* [EXERCISE] Every entry is to be returned as it stands, apart from the pictures.

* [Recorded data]
● ● ● ● ●

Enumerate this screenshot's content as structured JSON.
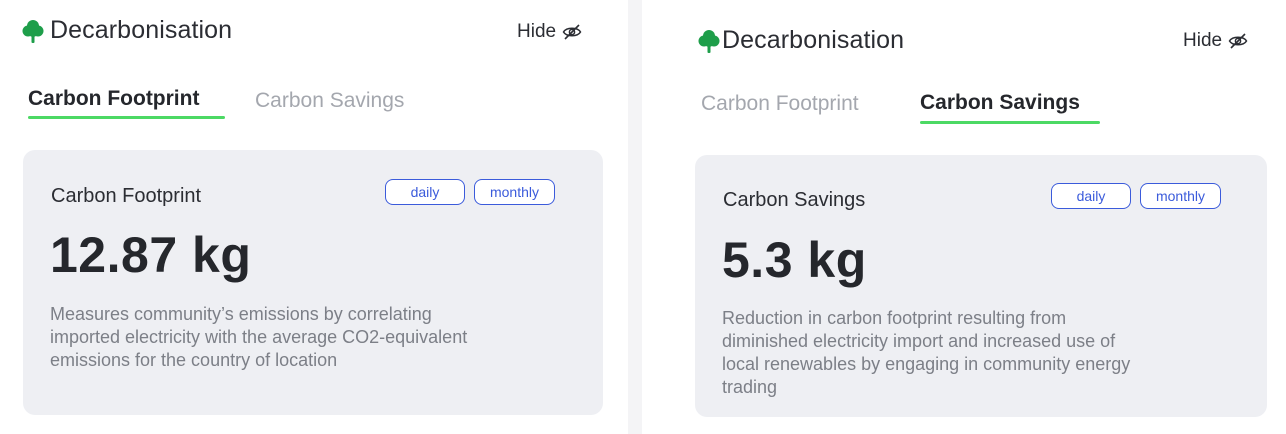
{
  "colors": {
    "accent_underline": "#4cd964",
    "pill_blue": "#3b5bdb",
    "card_bg": "#eeeff3",
    "tree_green": "#1e9e4a"
  },
  "icons": {
    "header": "tree-icon",
    "hide": "eye-slash-icon"
  },
  "left_panel": {
    "title": "Decarbonisation",
    "hide_label": "Hide",
    "tabs": [
      {
        "label": "Carbon Footprint",
        "active": true
      },
      {
        "label": "Carbon Savings",
        "active": false
      }
    ],
    "card": {
      "title": "Carbon Footprint",
      "toggles": [
        "daily",
        "monthly"
      ],
      "value": "12.87 kg",
      "description_lines": [
        "Measures community’s emissions by correlating",
        "imported electricity with the average CO2-equivalent",
        "emissions for the country of location"
      ]
    }
  },
  "right_panel": {
    "title": "Decarbonisation",
    "hide_label": "Hide",
    "tabs": [
      {
        "label": "Carbon Footprint",
        "active": false
      },
      {
        "label": "Carbon Savings",
        "active": true
      }
    ],
    "card": {
      "title": "Carbon Savings",
      "toggles": [
        "daily",
        "monthly"
      ],
      "value": "5.3 kg",
      "description_lines": [
        "Reduction in carbon footprint resulting from",
        "diminished electricity import and increased use of",
        "local renewables by engaging in community energy",
        "trading"
      ]
    }
  }
}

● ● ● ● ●

* [RESPONSE TO THIS TASK]
Enumerate this screenshot's content as structured JSON.
{
  "colors": {
    "accent_underline": "#4cd964",
    "pill_blue": "#3b5bdb",
    "card_bg": "#eeeff3",
    "tree_green": "#1e9e4a"
  },
  "icons": {
    "header": "tree-icon",
    "hide": "eye-slash-icon"
  },
  "left_panel": {
    "title": "Decarbonisation",
    "hide_label": "Hide",
    "tabs": [
      {
        "label": "Carbon Footprint",
        "active": true
      },
      {
        "label": "Carbon Savings",
        "active": false
      }
    ],
    "card": {
      "title": "Carbon Footprint",
      "toggles": [
        "daily",
        "monthly"
      ],
      "value": "12.87 kg",
      "description_lines": [
        "Measures community’s emissions by correlating",
        "imported electricity with the average CO2-equivalent",
        "emissions for the country of location"
      ]
    }
  },
  "right_panel": {
    "title": "Decarbonisation",
    "hide_label": "Hide",
    "tabs": [
      {
        "label": "Carbon Footprint",
        "active": false
      },
      {
        "label": "Carbon Savings",
        "active": true
      }
    ],
    "card": {
      "title": "Carbon Savings",
      "toggles": [
        "daily",
        "monthly"
      ],
      "value": "5.3 kg",
      "description_lines": [
        "Reduction in carbon footprint resulting from",
        "diminished electricity import and increased use of",
        "local renewables by engaging in community energy",
        "trading"
      ]
    }
  }
}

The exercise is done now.